• Campfire Stories

The Unheard

What's more frightening? A loud sound from an otherwise silent place? Or the absence of sound in a place where there should be?

Do you remember the first sound you heard? Maybe you heard your Mama’s voice or maybe rain tapping against the window. When Amira was born, there was nothing she could hear.

When she turned six, her friends all sang Happy birthday to her. She watched as they moved their lips as one. And when she took her first piano lesson after school, every key she pressed was no different than the rest.


When you’re deaf, a sound is something that is felt, and Amira picked up every vibration as they coursed up her arms, down her spine, and leaving her toes.


If there was a jolt that rattled through her shoulders, that was the feeling of the front door closing whenever Dad came home from work. Thunder was her favorite. Every white-hot flash shook her house all over like a rollercoaster. But on the days where she went without rain, she knew where to find smaller sounds to feel, like the bump of her hand knocking against her closet wall, and the prickle of something on the other side knocking back to her.


Not a night went by where Amira wouldn’t crawl into the closet just to knock on the wall. Her ear against the cold surface, she’d wait and wait, until a phantom knock sent chills her way.

She knew there was nothing on the other side of that wall–just an empty guest room and maybe a few dust bunnies. That should’ve been the first red flag. Maybe the house was haunted. Maybe there was something evil on the other side. But some days, those little tremors would be the only thing to feel. It was the closest thing she had to hearing like the rest of the world.


The years marched on. Amira's tenth birthday passed, then her eleventh, twelfth, and on her thirteenth, her parents gave her a special gift. It was a paper pamphlet about cochlear implants and the steps she needed to take to get one. Her jaw fell open. She shrieked and then she started to cry harder than ever before.

When the implant turned on, she heard it–her first sound. It was her own voice saying her name and it felt so much louder than she expected. Her Mom’s voice came pouring in, then her Dad’s, and wind outside, and the buzzing of the lights! There were so many beautiful sounds she had missed out on, but not anymore.

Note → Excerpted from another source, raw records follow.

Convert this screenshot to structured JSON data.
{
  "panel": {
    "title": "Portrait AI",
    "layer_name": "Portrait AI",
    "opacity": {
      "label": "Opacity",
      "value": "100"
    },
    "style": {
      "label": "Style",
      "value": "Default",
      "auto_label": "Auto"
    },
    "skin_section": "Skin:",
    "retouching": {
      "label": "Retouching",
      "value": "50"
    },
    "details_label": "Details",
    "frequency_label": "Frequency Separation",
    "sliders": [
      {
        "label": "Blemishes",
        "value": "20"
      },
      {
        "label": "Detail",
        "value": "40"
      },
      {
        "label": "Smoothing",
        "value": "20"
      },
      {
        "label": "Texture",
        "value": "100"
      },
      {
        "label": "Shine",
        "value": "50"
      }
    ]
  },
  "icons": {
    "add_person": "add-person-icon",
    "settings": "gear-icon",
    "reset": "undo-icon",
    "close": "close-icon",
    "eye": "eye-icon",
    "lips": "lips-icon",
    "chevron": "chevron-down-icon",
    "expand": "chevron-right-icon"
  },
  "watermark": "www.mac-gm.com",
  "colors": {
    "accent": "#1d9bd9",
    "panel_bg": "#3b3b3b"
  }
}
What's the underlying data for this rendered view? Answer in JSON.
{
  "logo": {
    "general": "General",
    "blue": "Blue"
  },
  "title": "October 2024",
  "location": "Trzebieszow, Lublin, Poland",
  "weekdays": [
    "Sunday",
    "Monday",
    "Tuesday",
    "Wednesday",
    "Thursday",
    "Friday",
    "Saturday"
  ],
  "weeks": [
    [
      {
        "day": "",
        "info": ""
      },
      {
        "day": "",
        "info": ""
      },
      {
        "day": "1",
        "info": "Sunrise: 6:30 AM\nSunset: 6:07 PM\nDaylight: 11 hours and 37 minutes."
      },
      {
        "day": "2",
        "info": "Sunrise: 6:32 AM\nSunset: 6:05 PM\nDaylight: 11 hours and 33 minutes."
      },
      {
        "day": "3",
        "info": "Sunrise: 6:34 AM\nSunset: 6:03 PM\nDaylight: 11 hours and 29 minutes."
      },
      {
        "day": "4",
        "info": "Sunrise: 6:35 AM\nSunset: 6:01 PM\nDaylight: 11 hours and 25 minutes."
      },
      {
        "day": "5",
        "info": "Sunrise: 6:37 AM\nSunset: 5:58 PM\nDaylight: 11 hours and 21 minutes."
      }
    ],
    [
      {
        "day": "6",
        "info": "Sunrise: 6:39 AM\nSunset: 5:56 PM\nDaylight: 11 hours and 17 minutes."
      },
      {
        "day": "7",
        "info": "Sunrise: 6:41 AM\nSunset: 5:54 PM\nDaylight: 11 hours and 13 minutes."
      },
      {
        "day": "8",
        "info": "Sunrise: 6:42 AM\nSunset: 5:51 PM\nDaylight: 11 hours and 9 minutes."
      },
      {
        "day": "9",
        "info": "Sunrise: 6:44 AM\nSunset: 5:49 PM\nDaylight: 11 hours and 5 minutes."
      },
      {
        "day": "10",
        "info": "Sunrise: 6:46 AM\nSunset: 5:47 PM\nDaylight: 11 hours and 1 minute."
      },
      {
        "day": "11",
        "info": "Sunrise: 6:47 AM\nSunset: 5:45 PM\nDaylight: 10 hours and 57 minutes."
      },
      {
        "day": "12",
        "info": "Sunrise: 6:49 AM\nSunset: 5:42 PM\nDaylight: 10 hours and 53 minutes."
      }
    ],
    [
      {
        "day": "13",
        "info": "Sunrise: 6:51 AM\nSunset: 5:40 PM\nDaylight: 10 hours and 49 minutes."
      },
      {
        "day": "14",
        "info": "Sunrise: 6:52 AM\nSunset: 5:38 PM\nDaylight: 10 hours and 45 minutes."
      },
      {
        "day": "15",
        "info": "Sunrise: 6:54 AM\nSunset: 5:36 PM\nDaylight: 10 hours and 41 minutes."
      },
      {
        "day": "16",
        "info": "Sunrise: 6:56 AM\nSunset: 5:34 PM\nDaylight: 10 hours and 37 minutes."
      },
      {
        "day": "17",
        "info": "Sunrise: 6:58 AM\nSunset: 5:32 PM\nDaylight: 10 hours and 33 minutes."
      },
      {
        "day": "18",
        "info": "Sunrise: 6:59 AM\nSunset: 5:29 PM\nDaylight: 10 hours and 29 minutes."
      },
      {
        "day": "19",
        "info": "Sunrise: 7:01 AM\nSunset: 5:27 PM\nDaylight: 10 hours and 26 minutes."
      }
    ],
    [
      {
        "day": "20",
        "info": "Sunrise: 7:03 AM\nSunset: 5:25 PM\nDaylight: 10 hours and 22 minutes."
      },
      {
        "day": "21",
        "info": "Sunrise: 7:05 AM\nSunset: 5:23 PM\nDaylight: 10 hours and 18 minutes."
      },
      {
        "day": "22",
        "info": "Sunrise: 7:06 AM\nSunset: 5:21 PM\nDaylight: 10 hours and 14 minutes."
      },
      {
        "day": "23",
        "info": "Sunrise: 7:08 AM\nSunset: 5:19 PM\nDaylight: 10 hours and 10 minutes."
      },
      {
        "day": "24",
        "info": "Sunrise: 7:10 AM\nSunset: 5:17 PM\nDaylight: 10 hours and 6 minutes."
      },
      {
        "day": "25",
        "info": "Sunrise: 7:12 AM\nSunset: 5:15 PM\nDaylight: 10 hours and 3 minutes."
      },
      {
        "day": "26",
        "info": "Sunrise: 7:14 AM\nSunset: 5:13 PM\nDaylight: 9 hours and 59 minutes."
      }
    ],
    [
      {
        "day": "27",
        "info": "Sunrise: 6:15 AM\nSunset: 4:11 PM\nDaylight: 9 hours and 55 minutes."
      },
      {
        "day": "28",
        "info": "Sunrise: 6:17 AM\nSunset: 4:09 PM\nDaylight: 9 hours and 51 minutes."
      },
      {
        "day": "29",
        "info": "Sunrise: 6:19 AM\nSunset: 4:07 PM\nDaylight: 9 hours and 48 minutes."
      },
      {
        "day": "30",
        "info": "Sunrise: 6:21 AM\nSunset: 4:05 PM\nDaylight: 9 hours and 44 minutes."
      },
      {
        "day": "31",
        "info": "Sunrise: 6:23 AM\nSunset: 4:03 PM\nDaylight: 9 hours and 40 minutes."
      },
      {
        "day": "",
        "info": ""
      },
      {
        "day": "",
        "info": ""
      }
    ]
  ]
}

Then the night came as the crickets sturred outside. Amira lay under her covers wondering how anyone sleeps with so much noise around them. She was going to have to get used to it. So, she closed her eyes tightly, and let the sounds around her lull her into a deep sleep.


Until a single thud rose above the rest.


She pulled herself up and looked around her room. She wondered what caused that noise. What actually caused it. She didn’t know any of the sounds that anything made so… all she could do was listen.


The thud came again. Only louder. It shot a familiar tremor through Amira. The other side of the closet wall. That’s where the sound was coming from.


It was nothing, she told herself. There was never anything on the other side. But the noise grew louder, drowning out her thoughts.


Amira pulled the covers over her head. Something was on the other side of that wall and it was getting angry. Perhaps it just wants to be heard. And now, Amira could hear it.


It moved.


Knocks came from beneath the floorboards. They rose up her bed frame, carrying an electricity through the air like a dozen frightened faces were hovering above hers.


One by one, they began to whisper.


All night they poured nonsense into her ears–as they had every night before–only this time, she had no choice but to listen.

THE END

© 2020 by BlueCampfire. 

Why are you reading this?

Stop it. You're making it weird.